CEO Comment On NCSC Report On Celebrity-backed Investment Scams

By   ISBuzz Team
Writer , Information Security Buzz | Aug 17, 2020 06:20 am PST

The NCSC announcement that in just four months, it has removed over 300,000 URLs linking to investment scams with fake celebrity endorsements.

Notify of
1 Expert Comment
Oldest Most Voted
Inline Feedbacks
View all comments
Jeremy Hendy
Jeremy Hendy , CEO
InfoSec Expert
August 17, 2020 2:32 pm

Consumer facing businesses have a duty to understand if their customers are being targeted by typo squatters by email or by fake posts. There are steps any company can take to understand if their brand is being impersonated. Checking their domain for similar alternatives is a first step and there are free services which can help. If a fraudulent site is found or suspected, getting expert help to investigate is important. Spoof domains can offer fake goods, skim valuable customer data, and can also serve up malware so checking potential typo squatting sites can be risky.
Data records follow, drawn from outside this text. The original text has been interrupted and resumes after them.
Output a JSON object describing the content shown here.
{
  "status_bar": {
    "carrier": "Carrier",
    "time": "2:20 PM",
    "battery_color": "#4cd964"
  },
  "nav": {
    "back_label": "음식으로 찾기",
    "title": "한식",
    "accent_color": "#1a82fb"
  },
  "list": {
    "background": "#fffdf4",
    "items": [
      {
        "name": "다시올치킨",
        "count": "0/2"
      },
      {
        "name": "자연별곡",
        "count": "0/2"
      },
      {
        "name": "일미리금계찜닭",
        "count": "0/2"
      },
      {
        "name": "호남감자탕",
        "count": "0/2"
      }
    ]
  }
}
Companies should also monitor for sale of fake or stolen goods on legitimate commerce sites and provide educational information on ‘how to spot’ a fake item or reseller. A third step is for businesses to register similar domains to their own making them unavailable to fraudsters. Cyber security experts can help by offering monitoring services for counterfeit goods, typo squatting and takedown services so getting an expert to help can speed up the process dramatically.

We believe the industry must do more to prevent these sites being set up in the first place, however. Registration and hosting businesses should verify identities of individuals setting up sites and require them to use traceable payment methods as a minimum.
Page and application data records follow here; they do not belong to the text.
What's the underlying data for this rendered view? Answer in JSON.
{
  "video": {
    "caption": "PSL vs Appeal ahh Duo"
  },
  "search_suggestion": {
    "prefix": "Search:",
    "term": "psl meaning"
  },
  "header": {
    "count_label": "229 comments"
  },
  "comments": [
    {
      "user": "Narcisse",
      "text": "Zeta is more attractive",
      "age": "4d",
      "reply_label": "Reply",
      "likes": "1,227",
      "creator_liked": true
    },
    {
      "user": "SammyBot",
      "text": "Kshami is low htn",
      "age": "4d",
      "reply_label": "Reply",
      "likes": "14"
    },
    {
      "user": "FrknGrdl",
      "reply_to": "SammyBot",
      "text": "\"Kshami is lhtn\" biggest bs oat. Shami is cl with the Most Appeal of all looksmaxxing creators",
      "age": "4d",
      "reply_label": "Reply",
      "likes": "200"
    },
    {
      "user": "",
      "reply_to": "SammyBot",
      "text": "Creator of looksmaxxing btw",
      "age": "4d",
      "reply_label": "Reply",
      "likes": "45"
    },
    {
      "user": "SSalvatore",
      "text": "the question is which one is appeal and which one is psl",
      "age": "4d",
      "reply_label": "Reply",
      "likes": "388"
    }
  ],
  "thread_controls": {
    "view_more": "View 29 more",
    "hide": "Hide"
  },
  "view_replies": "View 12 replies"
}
Consumers should also be on guard. With scams such as this on the increase, users also need to stay ultra-vigilant to avoid giving criminals a free pass to their most valuable data. A well-crafted email can look utterly convincing: educate users in what to look out for, that they need to be suspicious of every email and must alert security teams for anything that looks unusual. Have processes for reviewing any suspicious emails or requests to install or make changes to apps.

Always err on the side of caution. In particular, any emails that appear to be genuine and from a credible source which are asking for money transfers or other critical information should always be verified in person or by phone with the sender.

Last edited 3 years ago by Jeremy Hendy

Recent Posts

Would love your thoughts, please comment.x